**What is expected:**
Images are to be excluded, and the rest of the data repeated exactly.

Segment Start: Study material

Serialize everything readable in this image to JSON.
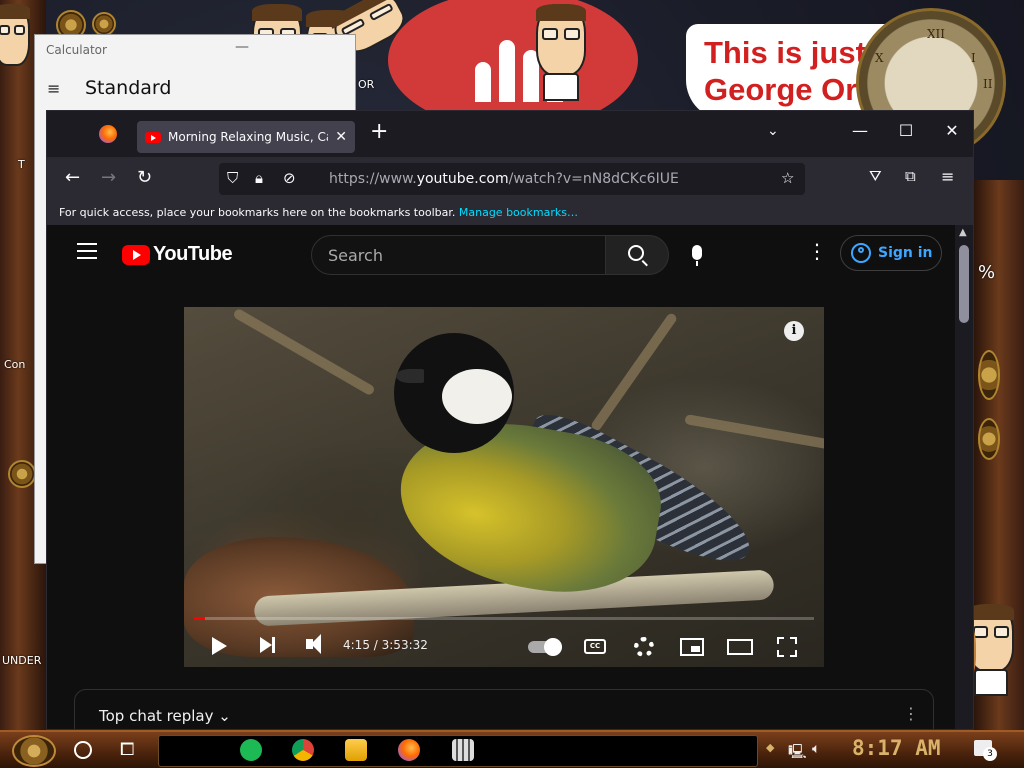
{
  "desktop": {
    "meme_text": "This is just\nGeorge Or",
    "side_text_t": "T",
    "side_text_con": "Con",
    "side_text_under": "UNDER",
    "side_text_or": "OR",
    "side_text_percent": "%"
  },
  "calculator": {
    "title": "Calculator",
    "mode": "Standard",
    "menu_icon": "≡",
    "minimize": "—"
  },
  "firefox": {
    "tab": {
      "title": "Morning Relaxing Music, Calm",
      "close": "✕"
    },
    "new_tab": "+",
    "list_tabs": "⌄",
    "window_controls": {
      "minimize": "—",
      "maximize": "☐",
      "close": "✕"
    },
    "nav": {
      "back": "←",
      "forward": "→",
      "reload": "↻"
    },
    "url": {
      "prefix": "https://www.",
      "domain": "youtube.com",
      "path": "/watch?v=nN8dCKc6IUE"
    },
    "bookmarks_bar": {
      "text": "For quick access, place your bookmarks here on the bookmarks toolbar.",
      "link": "Manage bookmarks…"
    }
  },
  "youtube": {
    "logo_text": "YouTube",
    "search_placeholder": "Search",
    "more": "⋮",
    "sign_in": "Sign in",
    "info": "i",
    "video": {
      "time_current": "4:15",
      "time_total": "3:53:32",
      "progress": 0.018,
      "cc_label": "CC"
    },
    "chat": {
      "title": "Top chat replay",
      "chevron": "⌄",
      "more": "⋮"
    }
  },
  "taskbar": {
    "clock": "8:17 AM",
    "notifications": "3",
    "apps": [
      "sheets-icon",
      "chrome-icon",
      "file-explorer-icon",
      "firefox-icon",
      "calculator-icon"
    ]
  },
  "colors": {
    "yt_red": "#ff0000",
    "yt_link": "#3ea6ff",
    "ff_link": "#00ddff",
    "clock": "#d9b36a"
  }
}
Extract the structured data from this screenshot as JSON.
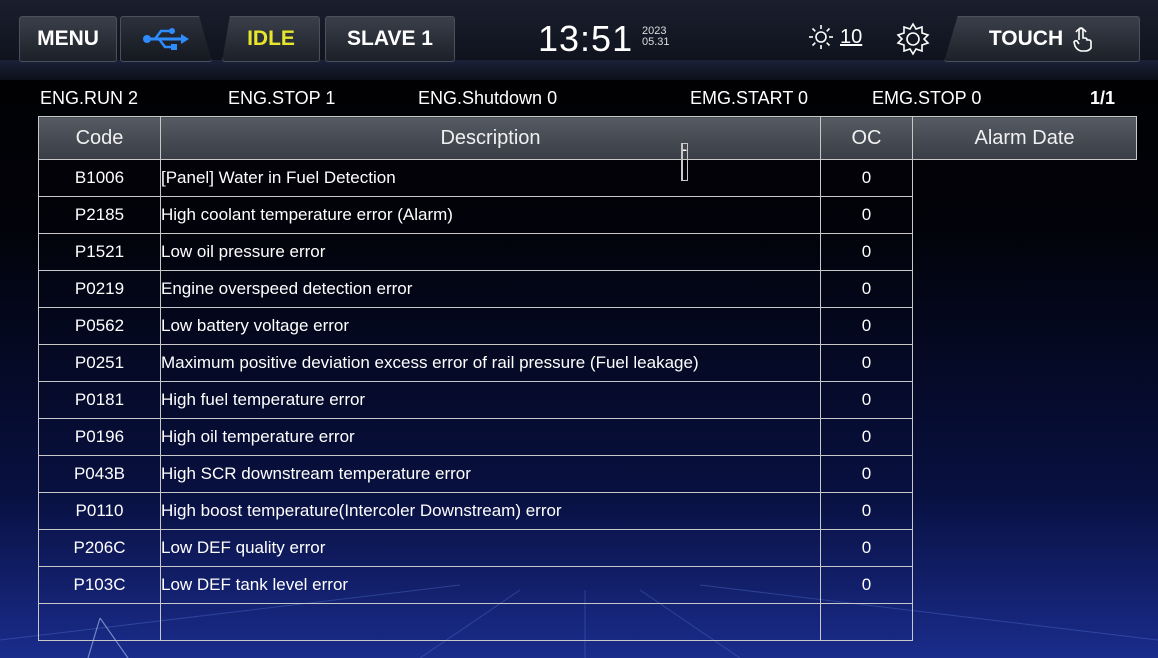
{
  "topbar": {
    "menu_label": "MENU",
    "usb_icon": "usb-icon",
    "idle_label": "IDLE",
    "slave_label": "SLAVE 1",
    "clock_time": "13:51",
    "clock_year": "2023",
    "clock_date": "05.31",
    "brightness_icon": "brightness-icon",
    "brightness_value": "10",
    "settings_icon": "settings-icon",
    "touch_label": "TOUCH",
    "touch_icon": "touch-hand-icon",
    "idle_color": "#e8e62a"
  },
  "status": {
    "eng_run": "ENG.RUN 2",
    "eng_stop": "ENG.STOP 1",
    "eng_shutdown": "ENG.Shutdown 0",
    "emg_start": "EMG.START 0",
    "emg_stop": "EMG.STOP 0",
    "page": "1/1"
  },
  "table": {
    "headers": [
      "Code",
      "Description",
      "OC",
      "Alarm Date"
    ],
    "rows": [
      {
        "code": "B1006",
        "description": "[Panel] Water in Fuel Detection",
        "oc": "0",
        "date": "-"
      },
      {
        "code": "P2185",
        "description": "High coolant temperature error (Alarm)",
        "oc": "0",
        "date": "-"
      },
      {
        "code": "P1521",
        "description": "Low oil pressure error",
        "oc": "0",
        "date": "-"
      },
      {
        "code": "P0219",
        "description": "Engine overspeed detection error",
        "oc": "0",
        "date": "-"
      },
      {
        "code": "P0562",
        "description": "Low battery voltage error",
        "oc": "0",
        "date": "-"
      },
      {
        "code": "P0251",
        "description": "Maximum positive deviation excess error of rail pressure (Fuel leakage)",
        "oc": "0",
        "date": "-"
      },
      {
        "code": "P0181",
        "description": "High fuel temperature error",
        "oc": "0",
        "date": "-"
      },
      {
        "code": "P0196",
        "description": "High oil temperature error",
        "oc": "0",
        "date": "-"
      },
      {
        "code": "P043B",
        "description": "High SCR downstream temperature error",
        "oc": "0",
        "date": "-"
      },
      {
        "code": "P0110",
        "description": "High boost temperature(Intercoler Downstream) error",
        "oc": "0",
        "date": "-"
      },
      {
        "code": "P206C",
        "description": "Low DEF quality error",
        "oc": "0",
        "date": "-"
      },
      {
        "code": "P103C",
        "description": "Low DEF tank level error",
        "oc": "0",
        "date": "-"
      },
      {
        "code": "",
        "description": "",
        "oc": "",
        "date": ""
      }
    ]
  }
}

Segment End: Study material

**Expected output:**
Serialize everything readable in this image to JSON.
{
  "desktop": {
    "meme_text": "This is just\nGeorge Or",
    "side_text_t": "T",
    "side_text_con": "Con",
    "side_text_under": "UNDER",
    "side_text_or": "OR",
    "side_text_percent": "%"
  },
  "calculator": {
    "title": "Calculator",
    "mode": "Standard",
    "menu_icon": "≡",
    "minimize": "—"
  },
  "firefox": {
    "tab": {
      "title": "Morning Relaxing Music, Calm",
      "close": "✕"
    },
    "new_tab": "+",
    "list_tabs": "⌄",
    "window_controls": {
      "minimize": "—",
      "maximize": "☐",
      "close": "✕"
    },
    "nav": {
      "back": "←",
      "forward": "→",
      "reload": "↻"
    },
    "url": {
      "prefix": "https://www.",
      "domain": "youtube.com",
      "path": "/watch?v=nN8dCKc6IUE"
    },
    "bookmarks_bar": {
      "text": "For quick access, place your bookmarks here on the bookmarks toolbar.",
      "link": "Manage bookmarks…"
    }
  },
  "youtube": {
    "logo_text": "YouTube",
    "search_placeholder": "Search",
    "more": "⋮",
    "sign_in": "Sign in",
    "info": "i",
    "video": {
      "time_current": "4:15",
      "time_total": "3:53:32",
      "progress": 0.018,
      "cc_label": "CC"
    },
    "chat": {
      "title": "Top chat replay",
      "chevron": "⌄",
      "more": "⋮"
    }
  },
  "taskbar": {
    "clock": "8:17 AM",
    "notifications": "3",
    "apps": [
      "sheets-icon",
      "chrome-icon",
      "file-explorer-icon",
      "firefox-icon",
      "calculator-icon"
    ]
  },
  "colors": {
    "yt_red": "#ff0000",
    "yt_link": "#3ea6ff",
    "ff_link": "#00ddff",
    "clock": "#d9b36a"
  }
}
Extract the structured data from this screenshot as JSON.
{
  "topbar": {
    "menu_label": "MENU",
    "usb_icon": "usb-icon",
    "idle_label": "IDLE",
    "slave_label": "SLAVE 1",
    "clock_time": "13:51",
    "clock_year": "2023",
    "clock_date": "05.31",
    "brightness_icon": "brightness-icon",
    "brightness_value": "10",
    "settings_icon": "settings-icon",
    "touch_label": "TOUCH",
    "touch_icon": "touch-hand-icon",
    "idle_color": "#e8e62a"
  },
  "status": {
    "eng_run": "ENG.RUN 2",
    "eng_stop": "ENG.STOP 1",
    "eng_shutdown": "ENG.Shutdown 0",
    "emg_start": "EMG.START 0",
    "emg_stop": "EMG.STOP 0",
    "page": "1/1"
  },
  "table": {
    "headers": [
      "Code",
      "Description",
      "OC",
      "Alarm Date"
    ],
    "rows": [
      {
        "code": "B1006",
        "description": "[Panel] Water in Fuel Detection",
        "oc": "0",
        "date": "-"
      },
      {
        "code": "P2185",
        "description": "High coolant temperature error (Alarm)",
        "oc": "0",
        "date": "-"
      },
      {
        "code": "P1521",
        "description": "Low oil pressure error",
        "oc": "0",
        "date": "-"
      },
      {
        "code": "P0219",
        "description": "Engine overspeed detection error",
        "oc": "0",
        "date": "-"
      },
      {
        "code": "P0562",
        "description": "Low battery voltage error",
        "oc": "0",
        "date": "-"
      },
      {
        "code": "P0251",
        "description": "Maximum positive deviation excess error of rail pressure (Fuel leakage)",
        "oc": "0",
        "date": "-"
      },
      {
        "code": "P0181",
        "description": "High fuel temperature error",
        "oc": "0",
        "date": "-"
      },
      {
        "code": "P0196",
        "description": "High oil temperature error",
        "oc": "0",
        "date": "-"
      },
      {
        "code": "P043B",
        "description": "High SCR downstream temperature error",
        "oc": "0",
        "date": "-"
      },
      {
        "code": "P0110",
        "description": "High boost temperature(Intercoler Downstream) error",
        "oc": "0",
        "date": "-"
      },
      {
        "code": "P206C",
        "description": "Low DEF quality error",
        "oc": "0",
        "date": "-"
      },
      {
        "code": "P103C",
        "description": "Low DEF tank level error",
        "oc": "0",
        "date": "-"
      },
      {
        "code": "",
        "description": "",
        "oc": "",
        "date": ""
      }
    ]
  }
}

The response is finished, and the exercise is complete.